Ukraine has yet to receive a Membership Action Plan, which is a program that will equip Ukraine to prepare for possible membership. Definitely, bureaucratic red tap when it comes to membership, but as NATO moved eastward it was a policy that ensured that the Russian leadership knew that possible membership of its former satellite countries was under review.

Going Forward for the Baltics and NATO

This is the issue. We have seen Russian aggression/advancements within their old sphere of influence, such as Russian paratroopers entering Kazakhstan as peacekeepers during the recent protests in Kazakhstan. Russia announced that it recognised the separatist regions of Donetsk and Luhansk which has been collectively known as the Donbas region for almost 8 years. Moved its troops and some tanks in and now a wide-scale invasion of Ukraine has begun just a day after.

Russia has already proposed that The 2007 Bronze Soldier incident should shake NATO’s confidence right now. Pro-Russian protests have occurred in the Baltic-NATO member states. We have also seen in 2017 that a social media campaign erupted against the Canadian contingent station in Latvia 2017. It should be suspected that allegations against NATO contributing countries should increase to stoke disapproval.

NATO has been bolstering its forces in the Baltic countries and other post-Soviet countries. But the Baltics have a turmoiled history as Ukraine does seeing the Nazis or Soviets as liberators from one another. Putin is using that excuse to go into Ukraine fully now.

There is the old joke/seemingly analysis from Yes, Prime Minister about Russian use of salami tactics. What will the fate of the Baltic states be with Russian hybrid warfare and can NATO weather the possibility of an Article V with a “civilian uprising” in the Baltics?

The territorial loss of Ukraine is not the only issue at the table, but the integrity of NATO as a whole…especially after the hastened withdrawal from Afghanistan under President Biden.


Featured Photo: “Canadian troops training in Lativa” – NATO, Flickr, 2019

By Stewart Webb

The editor of DefenceReport and Senior Analyst, Stewart Webb holds a MScEcon in Security Studies from Aberystwyth University and a BA in Political Science from Acadia University.
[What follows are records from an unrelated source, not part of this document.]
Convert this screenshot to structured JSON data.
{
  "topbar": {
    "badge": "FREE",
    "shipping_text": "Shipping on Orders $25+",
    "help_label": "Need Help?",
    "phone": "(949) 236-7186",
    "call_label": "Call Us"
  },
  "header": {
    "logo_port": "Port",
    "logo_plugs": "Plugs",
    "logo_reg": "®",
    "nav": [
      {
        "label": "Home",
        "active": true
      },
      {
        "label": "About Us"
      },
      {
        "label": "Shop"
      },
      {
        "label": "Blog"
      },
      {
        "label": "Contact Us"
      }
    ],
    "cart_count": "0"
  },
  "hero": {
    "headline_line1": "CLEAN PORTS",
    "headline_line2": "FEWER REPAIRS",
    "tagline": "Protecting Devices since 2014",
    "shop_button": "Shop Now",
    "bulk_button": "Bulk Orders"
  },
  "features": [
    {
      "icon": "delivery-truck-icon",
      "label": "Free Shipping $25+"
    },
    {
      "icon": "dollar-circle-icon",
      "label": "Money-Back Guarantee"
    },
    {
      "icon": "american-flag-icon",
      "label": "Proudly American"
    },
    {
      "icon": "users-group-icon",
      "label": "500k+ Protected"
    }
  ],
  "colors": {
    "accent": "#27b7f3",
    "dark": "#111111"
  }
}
A frequent guest on defence issues for CTV National News, and other Canadian media outlets, his specialities include commentary on terrorist/insurgent activity and Canadian defence issues. Stewart can be contacted at: [email protected]